● Work required
Lift every line from the entries that includes the word "JSON".

● Record excerpts
• • • •
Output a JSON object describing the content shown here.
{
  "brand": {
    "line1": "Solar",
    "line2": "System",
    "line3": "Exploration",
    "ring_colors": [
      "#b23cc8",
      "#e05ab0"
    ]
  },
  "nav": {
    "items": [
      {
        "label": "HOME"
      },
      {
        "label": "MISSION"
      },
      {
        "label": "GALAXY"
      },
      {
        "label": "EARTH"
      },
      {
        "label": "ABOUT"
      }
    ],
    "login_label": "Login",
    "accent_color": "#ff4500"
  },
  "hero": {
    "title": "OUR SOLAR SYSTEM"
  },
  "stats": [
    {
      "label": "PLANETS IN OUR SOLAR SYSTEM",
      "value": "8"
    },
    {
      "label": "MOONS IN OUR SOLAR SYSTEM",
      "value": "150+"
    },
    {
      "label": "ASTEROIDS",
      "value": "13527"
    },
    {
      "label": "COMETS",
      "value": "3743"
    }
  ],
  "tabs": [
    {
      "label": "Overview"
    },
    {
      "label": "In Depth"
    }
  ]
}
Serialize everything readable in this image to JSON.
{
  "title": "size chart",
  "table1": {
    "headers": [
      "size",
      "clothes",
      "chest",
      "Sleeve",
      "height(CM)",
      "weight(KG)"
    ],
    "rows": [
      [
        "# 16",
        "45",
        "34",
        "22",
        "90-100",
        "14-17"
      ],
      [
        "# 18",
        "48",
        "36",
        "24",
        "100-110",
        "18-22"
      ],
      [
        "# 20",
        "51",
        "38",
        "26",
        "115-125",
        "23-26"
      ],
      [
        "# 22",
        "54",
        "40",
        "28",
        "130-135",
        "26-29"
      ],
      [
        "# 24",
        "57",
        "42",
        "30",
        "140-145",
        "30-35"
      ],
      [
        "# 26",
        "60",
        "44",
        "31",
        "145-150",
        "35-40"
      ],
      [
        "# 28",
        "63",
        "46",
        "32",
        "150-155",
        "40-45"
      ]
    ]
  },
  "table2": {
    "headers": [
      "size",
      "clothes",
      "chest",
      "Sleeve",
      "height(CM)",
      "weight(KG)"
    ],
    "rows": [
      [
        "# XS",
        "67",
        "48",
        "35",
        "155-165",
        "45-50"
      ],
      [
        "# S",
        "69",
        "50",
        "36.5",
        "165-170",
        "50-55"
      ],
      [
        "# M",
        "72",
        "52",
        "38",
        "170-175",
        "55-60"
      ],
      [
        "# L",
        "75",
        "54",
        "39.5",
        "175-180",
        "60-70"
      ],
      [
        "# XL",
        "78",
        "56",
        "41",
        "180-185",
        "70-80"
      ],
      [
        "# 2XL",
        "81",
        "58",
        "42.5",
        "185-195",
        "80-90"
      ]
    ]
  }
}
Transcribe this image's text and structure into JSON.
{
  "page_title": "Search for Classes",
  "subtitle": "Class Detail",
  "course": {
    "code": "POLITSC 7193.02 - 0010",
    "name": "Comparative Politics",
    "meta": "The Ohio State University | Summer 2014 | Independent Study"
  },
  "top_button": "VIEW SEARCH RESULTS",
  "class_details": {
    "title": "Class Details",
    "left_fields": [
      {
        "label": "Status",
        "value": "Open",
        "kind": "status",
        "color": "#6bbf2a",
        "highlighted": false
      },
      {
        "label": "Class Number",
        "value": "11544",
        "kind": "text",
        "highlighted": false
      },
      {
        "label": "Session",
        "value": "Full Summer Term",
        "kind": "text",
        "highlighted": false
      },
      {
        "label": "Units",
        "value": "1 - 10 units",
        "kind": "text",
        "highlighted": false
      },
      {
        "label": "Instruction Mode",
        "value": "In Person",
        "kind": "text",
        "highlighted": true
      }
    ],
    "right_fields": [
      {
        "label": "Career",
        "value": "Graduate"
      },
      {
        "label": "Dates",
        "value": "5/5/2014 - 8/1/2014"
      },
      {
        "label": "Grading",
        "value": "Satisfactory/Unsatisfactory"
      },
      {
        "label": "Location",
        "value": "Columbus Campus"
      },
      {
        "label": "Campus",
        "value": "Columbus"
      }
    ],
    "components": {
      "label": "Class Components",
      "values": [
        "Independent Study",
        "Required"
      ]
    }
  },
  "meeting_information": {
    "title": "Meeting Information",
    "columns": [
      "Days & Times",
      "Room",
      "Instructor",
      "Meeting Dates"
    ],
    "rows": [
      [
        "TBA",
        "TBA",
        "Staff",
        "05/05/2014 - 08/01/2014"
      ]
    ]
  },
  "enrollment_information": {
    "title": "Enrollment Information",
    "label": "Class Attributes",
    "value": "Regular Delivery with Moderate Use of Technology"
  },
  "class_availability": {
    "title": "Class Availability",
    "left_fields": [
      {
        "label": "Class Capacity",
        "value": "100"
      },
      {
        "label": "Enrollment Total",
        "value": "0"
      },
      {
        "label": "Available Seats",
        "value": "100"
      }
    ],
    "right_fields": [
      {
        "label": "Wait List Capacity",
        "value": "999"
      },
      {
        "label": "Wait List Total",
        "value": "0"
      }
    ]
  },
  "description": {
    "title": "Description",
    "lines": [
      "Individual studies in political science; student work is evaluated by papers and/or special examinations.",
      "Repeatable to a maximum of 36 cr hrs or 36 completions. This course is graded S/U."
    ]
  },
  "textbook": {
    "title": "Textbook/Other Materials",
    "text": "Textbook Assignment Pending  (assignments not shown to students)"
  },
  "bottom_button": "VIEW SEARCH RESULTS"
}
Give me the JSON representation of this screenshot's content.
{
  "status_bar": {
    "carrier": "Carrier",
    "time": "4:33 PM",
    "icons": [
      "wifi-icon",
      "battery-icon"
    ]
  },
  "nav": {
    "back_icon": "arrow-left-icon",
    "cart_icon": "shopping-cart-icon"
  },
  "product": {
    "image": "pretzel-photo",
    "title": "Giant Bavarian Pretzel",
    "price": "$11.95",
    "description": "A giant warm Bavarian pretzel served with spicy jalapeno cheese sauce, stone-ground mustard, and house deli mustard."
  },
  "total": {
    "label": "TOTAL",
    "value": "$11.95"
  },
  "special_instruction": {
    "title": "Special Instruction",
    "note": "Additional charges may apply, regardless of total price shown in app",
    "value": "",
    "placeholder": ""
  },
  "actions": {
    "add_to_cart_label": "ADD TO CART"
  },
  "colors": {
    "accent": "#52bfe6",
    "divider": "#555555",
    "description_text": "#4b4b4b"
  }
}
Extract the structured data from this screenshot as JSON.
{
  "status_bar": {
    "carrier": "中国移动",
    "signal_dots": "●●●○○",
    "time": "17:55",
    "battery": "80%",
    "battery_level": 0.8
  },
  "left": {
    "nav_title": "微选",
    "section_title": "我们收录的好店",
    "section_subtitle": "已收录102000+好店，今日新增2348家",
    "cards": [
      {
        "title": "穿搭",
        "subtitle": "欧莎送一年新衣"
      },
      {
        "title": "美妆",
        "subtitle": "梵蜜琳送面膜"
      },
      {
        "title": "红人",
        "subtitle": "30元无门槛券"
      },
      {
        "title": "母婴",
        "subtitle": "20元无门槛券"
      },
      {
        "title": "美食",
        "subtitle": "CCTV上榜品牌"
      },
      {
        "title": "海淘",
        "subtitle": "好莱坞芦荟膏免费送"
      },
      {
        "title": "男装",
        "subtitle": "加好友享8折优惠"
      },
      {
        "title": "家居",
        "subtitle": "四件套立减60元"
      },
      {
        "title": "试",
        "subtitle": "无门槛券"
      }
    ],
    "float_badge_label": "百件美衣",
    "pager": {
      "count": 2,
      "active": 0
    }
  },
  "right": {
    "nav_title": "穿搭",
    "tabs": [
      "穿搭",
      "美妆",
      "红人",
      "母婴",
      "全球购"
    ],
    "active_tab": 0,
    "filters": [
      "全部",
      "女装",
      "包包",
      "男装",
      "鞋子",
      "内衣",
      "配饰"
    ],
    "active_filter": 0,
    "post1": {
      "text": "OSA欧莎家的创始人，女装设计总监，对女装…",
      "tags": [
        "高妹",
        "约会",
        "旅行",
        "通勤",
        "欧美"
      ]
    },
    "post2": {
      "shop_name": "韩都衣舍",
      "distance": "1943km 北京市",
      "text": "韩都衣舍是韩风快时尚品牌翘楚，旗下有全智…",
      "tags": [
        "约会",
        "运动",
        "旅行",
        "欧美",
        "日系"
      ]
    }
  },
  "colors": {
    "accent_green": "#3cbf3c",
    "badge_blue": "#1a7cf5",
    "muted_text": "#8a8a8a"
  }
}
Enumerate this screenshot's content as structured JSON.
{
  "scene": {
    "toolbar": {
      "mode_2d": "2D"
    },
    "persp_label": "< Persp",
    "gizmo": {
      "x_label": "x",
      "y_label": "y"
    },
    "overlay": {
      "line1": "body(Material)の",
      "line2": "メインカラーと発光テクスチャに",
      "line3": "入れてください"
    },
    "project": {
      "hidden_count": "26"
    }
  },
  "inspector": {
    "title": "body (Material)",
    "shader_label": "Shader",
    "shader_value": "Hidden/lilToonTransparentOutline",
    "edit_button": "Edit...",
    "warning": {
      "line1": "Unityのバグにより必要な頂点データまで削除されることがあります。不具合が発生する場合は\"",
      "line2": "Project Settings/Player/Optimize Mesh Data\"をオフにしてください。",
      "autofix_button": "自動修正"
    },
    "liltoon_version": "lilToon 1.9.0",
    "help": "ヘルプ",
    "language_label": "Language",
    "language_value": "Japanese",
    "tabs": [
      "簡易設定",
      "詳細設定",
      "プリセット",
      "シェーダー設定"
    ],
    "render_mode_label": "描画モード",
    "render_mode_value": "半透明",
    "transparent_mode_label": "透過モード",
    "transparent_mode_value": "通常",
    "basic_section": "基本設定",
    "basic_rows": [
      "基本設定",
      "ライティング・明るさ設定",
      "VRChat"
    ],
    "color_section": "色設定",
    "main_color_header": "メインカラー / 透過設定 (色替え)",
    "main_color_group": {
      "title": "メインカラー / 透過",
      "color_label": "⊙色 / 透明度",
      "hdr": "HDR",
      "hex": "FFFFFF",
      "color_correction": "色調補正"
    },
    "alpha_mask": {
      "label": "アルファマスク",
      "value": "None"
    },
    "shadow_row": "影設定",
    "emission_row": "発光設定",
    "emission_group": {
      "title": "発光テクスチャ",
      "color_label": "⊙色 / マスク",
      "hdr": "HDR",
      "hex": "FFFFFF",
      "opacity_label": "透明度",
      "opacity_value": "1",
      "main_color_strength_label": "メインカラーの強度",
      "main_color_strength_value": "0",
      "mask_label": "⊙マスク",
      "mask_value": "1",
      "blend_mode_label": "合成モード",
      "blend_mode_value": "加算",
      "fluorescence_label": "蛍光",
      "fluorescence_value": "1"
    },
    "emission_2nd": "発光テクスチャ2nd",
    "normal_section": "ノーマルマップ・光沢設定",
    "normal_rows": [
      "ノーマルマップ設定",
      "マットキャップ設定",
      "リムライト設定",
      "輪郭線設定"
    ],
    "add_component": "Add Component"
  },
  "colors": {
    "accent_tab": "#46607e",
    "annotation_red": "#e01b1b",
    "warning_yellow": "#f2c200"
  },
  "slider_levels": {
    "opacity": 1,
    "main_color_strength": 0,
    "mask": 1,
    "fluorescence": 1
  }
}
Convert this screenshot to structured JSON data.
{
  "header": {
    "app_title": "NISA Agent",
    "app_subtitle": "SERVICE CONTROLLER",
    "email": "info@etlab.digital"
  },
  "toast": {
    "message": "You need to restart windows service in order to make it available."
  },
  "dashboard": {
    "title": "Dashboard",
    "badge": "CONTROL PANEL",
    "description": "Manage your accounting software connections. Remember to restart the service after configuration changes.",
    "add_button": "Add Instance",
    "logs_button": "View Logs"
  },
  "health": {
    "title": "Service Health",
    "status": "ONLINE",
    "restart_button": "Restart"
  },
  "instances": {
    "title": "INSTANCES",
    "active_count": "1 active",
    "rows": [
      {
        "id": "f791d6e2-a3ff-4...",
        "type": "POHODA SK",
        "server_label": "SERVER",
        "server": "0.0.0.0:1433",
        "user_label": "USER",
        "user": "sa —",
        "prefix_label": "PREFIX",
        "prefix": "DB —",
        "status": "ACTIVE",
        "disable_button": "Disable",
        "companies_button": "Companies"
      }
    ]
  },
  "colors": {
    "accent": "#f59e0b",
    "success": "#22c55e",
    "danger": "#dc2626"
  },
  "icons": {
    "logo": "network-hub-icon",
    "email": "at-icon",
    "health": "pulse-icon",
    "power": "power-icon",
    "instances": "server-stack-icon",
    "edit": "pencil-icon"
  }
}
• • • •
● Completed task
Output a JSON object describing the content shown here.
Serialize everything readable in this image to JSON.
Transcribe this image's text and structure into JSON.
Give me the JSON representation of this screenshot's content.
Extract the structured data from this screenshot as JSON.
Enumerate this screenshot's content as structured JSON.
Convert this screenshot to structured JSON data.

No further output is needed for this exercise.